Xi Jinping's reforms are designed to produce a corruption-free, politically cohesive, and economically powerful one-party state with global reach: a Singapore on steroids. But there is no guarantee the reforms will be as transformative as the Chinese leader hopes, says Elizabeth Economy.
Recent academic studies are using new sources and methodologies to push past moral arguments about homosexuality to show that forms of structural stigma — antigay cultural norms and laws that target sexual minorities — may have widespread, systemic effects on society that aren't always apparent at first glance. These studies show that homophobia may significantly stunt economic growth, and may even be harmful to your health.
A SARS-like disease called Middle East Respiratory Syndrome (MERS) that kills a third of those it infects is suddenly, and mysteriously, surging inside Saudi Arabia. Laurie Garrett examines some of the possible causes and analyzes what steps need to be taken to prevent a global outbreak.
Janine Davidson argues that the "China-centric" debate surrounding the U.S. rebalance to Asia misses the policy's broader point. For the U.S. military, the objective is sustained multilateral engagement – not mass deployments of combat-ready troops.
Orbit space debris threatens U.S. space assets and assured access to the domain. Micah Zenko argues that the United States has a unique obligation to prevent or mitigate the consequences of dangerous space incidents, which are the primary cause of space debris, because it relies heavily on space and has unmatched space situational awareness.
In mid-February, the United States government's long-standing position that it does not opine on sovereignty disputes in the East and South China Seas was given an important and long-implicit caveat: Washington does insist that all sovereignty claims accord with international law, and as has long been stated, these cannot rely on coercion.

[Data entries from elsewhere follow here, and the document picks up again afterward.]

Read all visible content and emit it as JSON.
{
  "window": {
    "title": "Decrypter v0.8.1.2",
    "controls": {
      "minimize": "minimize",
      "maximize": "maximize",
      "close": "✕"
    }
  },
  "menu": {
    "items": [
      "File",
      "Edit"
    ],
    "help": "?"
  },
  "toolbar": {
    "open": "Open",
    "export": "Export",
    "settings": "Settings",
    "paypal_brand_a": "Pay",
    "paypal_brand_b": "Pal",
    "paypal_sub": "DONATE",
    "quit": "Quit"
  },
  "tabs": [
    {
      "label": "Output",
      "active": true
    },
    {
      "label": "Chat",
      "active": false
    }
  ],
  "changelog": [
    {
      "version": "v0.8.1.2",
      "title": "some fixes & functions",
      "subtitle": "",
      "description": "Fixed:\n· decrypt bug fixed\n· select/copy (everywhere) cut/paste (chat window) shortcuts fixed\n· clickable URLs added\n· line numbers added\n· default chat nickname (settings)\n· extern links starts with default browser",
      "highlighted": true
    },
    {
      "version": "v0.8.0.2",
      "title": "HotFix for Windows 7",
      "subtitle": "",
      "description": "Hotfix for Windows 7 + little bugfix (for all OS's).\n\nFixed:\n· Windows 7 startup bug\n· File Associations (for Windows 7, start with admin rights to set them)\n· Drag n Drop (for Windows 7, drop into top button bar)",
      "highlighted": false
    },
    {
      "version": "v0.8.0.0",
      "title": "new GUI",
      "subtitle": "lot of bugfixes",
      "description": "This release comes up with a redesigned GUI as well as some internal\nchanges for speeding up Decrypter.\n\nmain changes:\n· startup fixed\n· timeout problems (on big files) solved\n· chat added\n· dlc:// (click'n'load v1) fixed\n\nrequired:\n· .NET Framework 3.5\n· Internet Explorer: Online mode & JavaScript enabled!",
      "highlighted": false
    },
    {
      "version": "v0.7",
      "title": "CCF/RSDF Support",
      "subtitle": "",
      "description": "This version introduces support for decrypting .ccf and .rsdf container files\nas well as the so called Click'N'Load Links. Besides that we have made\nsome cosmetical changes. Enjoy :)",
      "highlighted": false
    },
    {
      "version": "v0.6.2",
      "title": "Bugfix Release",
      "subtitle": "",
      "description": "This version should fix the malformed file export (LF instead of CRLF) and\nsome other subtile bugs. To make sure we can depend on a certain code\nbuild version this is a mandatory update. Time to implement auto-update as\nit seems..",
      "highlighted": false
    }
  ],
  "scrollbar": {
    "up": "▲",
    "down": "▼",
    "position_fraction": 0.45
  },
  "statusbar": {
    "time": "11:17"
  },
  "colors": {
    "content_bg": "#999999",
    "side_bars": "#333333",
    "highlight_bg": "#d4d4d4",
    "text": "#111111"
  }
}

Matt Waxman shows that congressional influence operates more robustly—and in different ways—than usually supposed in legal debates about war powers to shape strategic decision-making. In turn, these mechanisms of congressional influence can enhance the potency of threatened force.
Votes are still being counted in Afghanistan's presidential election, but preliminary results suggest that no candidate won a majority. If these results hold up and no backroom deals are cooked up between Afghan politicians, a runoff poll will follow and the victor will not likely be declared until late summer. That timeline is making U.S. and NATO military planners very nervous.
In the U.S. foreign policy and national security communities there is a severe underrepresentation of women, as well as minorities, non-Americans, younger analysts and scholars, and others, due in large part to the gatekeepers of institutions and media, argues Micah Zenko. He provides four factors to keep in mind when determining the causes of and identifying solutions to this problem.
Drawing on her experience as a member of the National Commission on the Structure of the Air Force, Janine Davidson argues that deep cuts to active Air Force personnel without commensurate increases in reserve unit capacity will result in the loss of valuable training investment and institutional knowledge.
The appearance of mid-level Al Qaeda planners in Syria may represent efforts by Al Qaeda to shift its organization away from its current networked organization back to the more lethal structure it had before September 11, 2001.
New shots are jeopardizing humanity's battle to eradicate polio, and they don't include syringes or vaccines. Rather, they're the gunshots of Islamic terrorists, and they're imperiling the fight to eliminate polio.
The authors argue that it is essential to begin working now to expand and establish rules and norms governing armed drones, thereby creating standards of behavior that other countries will be more likely to follow.
The author examines Pakistan's complex role in U.S. foreign policy and advocates for a two-pronged approach that works to quarantine threats while integrating Pakistan into the broader U.S. agenda in Asia.